*Problem statement:*
Find the word "apis" in the data. Return every line where it appears.

********

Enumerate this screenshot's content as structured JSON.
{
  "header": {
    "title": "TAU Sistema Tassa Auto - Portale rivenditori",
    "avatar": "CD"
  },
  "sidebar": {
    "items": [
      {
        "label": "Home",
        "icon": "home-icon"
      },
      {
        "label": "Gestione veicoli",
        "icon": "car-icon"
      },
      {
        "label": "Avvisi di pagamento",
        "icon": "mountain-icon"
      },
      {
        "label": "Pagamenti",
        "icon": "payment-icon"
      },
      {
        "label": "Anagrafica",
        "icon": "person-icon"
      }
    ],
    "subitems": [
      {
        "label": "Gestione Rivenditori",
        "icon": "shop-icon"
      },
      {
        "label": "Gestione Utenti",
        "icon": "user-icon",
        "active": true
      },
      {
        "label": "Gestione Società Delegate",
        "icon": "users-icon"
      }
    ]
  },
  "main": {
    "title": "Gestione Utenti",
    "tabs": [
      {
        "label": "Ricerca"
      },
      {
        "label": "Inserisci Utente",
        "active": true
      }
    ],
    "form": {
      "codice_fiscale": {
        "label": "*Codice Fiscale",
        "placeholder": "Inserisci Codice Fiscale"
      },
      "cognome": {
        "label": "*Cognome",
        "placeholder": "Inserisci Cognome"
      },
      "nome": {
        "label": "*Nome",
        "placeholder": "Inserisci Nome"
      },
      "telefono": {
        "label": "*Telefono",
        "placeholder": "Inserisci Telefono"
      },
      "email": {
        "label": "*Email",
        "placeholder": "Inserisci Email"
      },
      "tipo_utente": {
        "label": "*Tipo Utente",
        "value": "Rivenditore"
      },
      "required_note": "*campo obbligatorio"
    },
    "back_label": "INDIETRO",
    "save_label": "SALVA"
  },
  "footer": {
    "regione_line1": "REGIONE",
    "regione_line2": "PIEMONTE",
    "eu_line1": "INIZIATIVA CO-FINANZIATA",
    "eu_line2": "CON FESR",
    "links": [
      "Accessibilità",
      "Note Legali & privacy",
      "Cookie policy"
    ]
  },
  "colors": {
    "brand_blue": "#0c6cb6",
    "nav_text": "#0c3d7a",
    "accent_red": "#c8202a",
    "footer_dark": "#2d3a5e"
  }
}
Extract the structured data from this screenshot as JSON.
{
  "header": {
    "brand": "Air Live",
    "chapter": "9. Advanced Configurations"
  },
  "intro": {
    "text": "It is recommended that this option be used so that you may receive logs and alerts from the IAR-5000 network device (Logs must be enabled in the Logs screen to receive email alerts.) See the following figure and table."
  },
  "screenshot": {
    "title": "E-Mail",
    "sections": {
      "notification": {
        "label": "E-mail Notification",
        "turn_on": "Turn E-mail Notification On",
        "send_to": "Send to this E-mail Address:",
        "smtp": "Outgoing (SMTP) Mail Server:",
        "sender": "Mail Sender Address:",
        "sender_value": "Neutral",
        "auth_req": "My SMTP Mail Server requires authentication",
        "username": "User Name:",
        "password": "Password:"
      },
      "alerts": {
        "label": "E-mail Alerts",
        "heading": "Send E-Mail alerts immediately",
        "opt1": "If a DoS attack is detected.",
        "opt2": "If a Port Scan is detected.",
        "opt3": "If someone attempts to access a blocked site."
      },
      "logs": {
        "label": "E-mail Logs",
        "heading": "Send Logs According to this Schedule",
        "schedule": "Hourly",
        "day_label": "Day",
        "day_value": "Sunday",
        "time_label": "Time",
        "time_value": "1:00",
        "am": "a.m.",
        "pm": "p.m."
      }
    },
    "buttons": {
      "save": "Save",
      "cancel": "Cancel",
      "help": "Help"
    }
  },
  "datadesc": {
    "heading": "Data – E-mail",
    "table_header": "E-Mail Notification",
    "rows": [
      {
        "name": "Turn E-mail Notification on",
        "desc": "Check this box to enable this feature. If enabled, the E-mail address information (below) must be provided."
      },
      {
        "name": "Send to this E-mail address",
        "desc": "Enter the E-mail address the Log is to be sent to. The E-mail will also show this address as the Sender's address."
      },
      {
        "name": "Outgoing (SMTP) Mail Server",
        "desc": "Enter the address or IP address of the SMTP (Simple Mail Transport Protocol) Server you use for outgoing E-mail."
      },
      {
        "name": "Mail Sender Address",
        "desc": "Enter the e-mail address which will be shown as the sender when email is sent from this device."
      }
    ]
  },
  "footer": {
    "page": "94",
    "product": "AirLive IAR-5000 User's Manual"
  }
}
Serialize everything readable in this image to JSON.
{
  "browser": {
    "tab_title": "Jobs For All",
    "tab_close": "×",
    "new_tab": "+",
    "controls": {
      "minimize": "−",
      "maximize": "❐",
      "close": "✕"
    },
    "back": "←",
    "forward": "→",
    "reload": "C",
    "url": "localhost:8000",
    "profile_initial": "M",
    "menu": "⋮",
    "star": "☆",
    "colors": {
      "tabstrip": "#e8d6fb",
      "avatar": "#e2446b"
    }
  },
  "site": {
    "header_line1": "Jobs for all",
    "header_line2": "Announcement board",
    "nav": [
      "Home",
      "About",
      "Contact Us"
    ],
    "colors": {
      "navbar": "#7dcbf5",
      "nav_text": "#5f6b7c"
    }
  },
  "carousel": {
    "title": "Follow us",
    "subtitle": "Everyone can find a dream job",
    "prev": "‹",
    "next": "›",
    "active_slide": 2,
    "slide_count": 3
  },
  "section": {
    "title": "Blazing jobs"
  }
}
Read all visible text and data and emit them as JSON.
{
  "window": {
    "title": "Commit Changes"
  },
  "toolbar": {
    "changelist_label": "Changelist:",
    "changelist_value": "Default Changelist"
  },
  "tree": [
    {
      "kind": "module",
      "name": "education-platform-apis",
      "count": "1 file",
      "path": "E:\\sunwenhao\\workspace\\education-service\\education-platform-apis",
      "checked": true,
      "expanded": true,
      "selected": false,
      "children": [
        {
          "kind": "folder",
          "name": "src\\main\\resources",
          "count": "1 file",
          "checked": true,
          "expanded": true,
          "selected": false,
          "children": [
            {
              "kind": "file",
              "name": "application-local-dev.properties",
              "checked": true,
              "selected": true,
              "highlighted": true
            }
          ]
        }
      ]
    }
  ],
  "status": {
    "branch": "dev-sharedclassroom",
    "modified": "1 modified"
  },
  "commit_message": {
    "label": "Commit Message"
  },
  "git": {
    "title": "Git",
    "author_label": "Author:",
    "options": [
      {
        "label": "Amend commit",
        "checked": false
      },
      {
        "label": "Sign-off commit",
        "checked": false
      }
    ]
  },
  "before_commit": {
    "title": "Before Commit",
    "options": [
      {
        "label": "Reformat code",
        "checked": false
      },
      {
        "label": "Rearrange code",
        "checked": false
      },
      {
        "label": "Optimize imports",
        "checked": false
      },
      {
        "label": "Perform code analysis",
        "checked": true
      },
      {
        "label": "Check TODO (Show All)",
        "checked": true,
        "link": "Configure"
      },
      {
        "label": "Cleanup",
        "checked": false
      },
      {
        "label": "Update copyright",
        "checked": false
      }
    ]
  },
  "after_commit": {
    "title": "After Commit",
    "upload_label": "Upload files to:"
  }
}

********

*Solution to this problem:*
      "name": "education-platform-apis",
      "path": "E:\\sunwenhao\\workspace\\education-service\\education-platform-apis",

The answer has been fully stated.